He concluded the press conference by expressing his appreciation to the EU Energy Commissioner and the European Commission for the achievements in the development of a common European energy strategy.
Level playing field

Kubilius also noted that Russia and Norway are supplying a similar amount of gas to the European Union market, but that Norway does not complain about the EU requirements. “The numbers are very similar and I have never heard that the Norwegian prime minister or Norwegian companies would complain about the EU rules, the third package or requirements of the competitive pricing policy in supplying gas to Europe,” said Kubilius.
“I believe that both Gazprom and Russia will understand what the EU rules are and will follow these rules, as any other participant in the EU market,” said the prime minister.

The head of state pointed out that Gazprom supplies the EU with 140 billion cubic meters of gas annually, but this year the amount decreased by 10 percent. Meanwhile, Norway supplies 110 billion cubic meters of gas.
Oettinger said that each prime minister and president has a duty to protect state-owned companies, but Russian leader Vladimir Putin should understand that the energy giant Gazprom has to play by “our rules.” The energy commissioner says that there is nothing exceptional, because not only Russia, but all players in the EU market must follow the same standards.

“Everyone recognizes our rules, the suppliers from Algeria, Norway, and Qatar,” says Oettinger.
On Sept. 4, the European Commission launched an official antitrust investigation on Gazprom regarding three allegedly anti-competitive practices in Central and Eastern Europe. It expressed its concern about a possible abuse of Gazprom’s dominant market position by restricting the free flow of gas across member states, preventing diversification of supply, and pricing gas unfairly by linking gas prices to oil prices. The investigation centers on Gazprom’s use of long-term contracts to lock in prices that are tied to that of oil - a policy that often leaves its supplies far more expensive than those available on the open market.
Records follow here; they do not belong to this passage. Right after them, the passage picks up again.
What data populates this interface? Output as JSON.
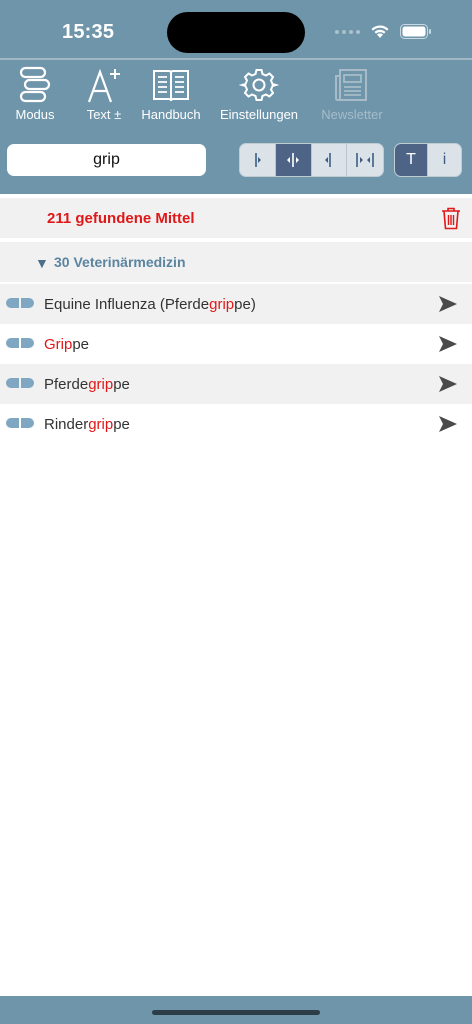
{
  "status": {
    "time": "15:35"
  },
  "toolbar": {
    "modus": "Modus",
    "text": "Text ±",
    "handbuch": "Handbuch",
    "einstellungen": "Einstellungen",
    "newsletter": "Newsletter"
  },
  "search": {
    "value": "grip"
  },
  "mode_toggle": {
    "t": "T",
    "i": "i"
  },
  "results": {
    "count_text": "211 gefundene Mittel",
    "group": "30 Veterinärmedizin",
    "items": [
      {
        "pre": "Equine Influenza (Pferde",
        "hl": "grip",
        "post": "pe)"
      },
      {
        "pre": "",
        "hl": "Grip",
        "post": "pe"
      },
      {
        "pre": "Pferde",
        "hl": "grip",
        "post": "pe"
      },
      {
        "pre": "Rinder",
        "hl": "grip",
        "post": "pe"
      }
    ]
  },
  "colors": {
    "bar": "#6f95ab",
    "highlight": "#e01818",
    "segment_active": "#4e6487",
    "pill": "#7fa7c2"
  }
}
Oettinger says that Russia is the EU’s most important partner in the energy sector, therefore the EU is willing to continue developing relations with energy giant Gazprom. However, he says that the antitrust investigation that the European Commission launched is not directed against Gazprom, it is aimed to ensure the same conditions for all market participants.

Objectives in the energy sector can be attained only if the Baltic region engages in close cooperation, added Oettinger. “The goal of Europe is to ensure a safe energy supply. These goals can only be achieved via close regional cooperation. Therefore, we must get mobilized. I am happy that today we have an opportunity to continue discussions on this issue. We must find a way which would allow us to succeed in our goals via regional initiatives,” he said at the conference.
Help from Brussels

In Friday’s meeting with Oettinger, Lithuanian President Dalia Grybauskaite thanked the European Commission for daring to launch the investigation into Gazprom’s monopolistic position. The president says that the EU’s support is essential to Lithuania when it comes to implementing the Third Energy Package.
Grybauskaite stressed that the goal of Lithuania to turn into an energy-independent country has become an interest of the entire EU. At the EC’ss initiative, the new financial framework of the EU suggests substantial funding to build new electricity and gas links. They are necessary not only for the purpose of reducing energy dependence: building energy infrastructure will also contribute to the economic growth in Europe.

Besides Lithuania, the countries allegedly affected by Gazprom’s practices are Bulgaria, the Czech Republic, Estonia, Hungary, Latvia, Poland and Slovakia.
“Vladimir Putin knows very well, and has to accept certainly, our European internal market rules,” Oettinger added, underlining that with 500 million people, the EU was a crucial customer for Gazprom.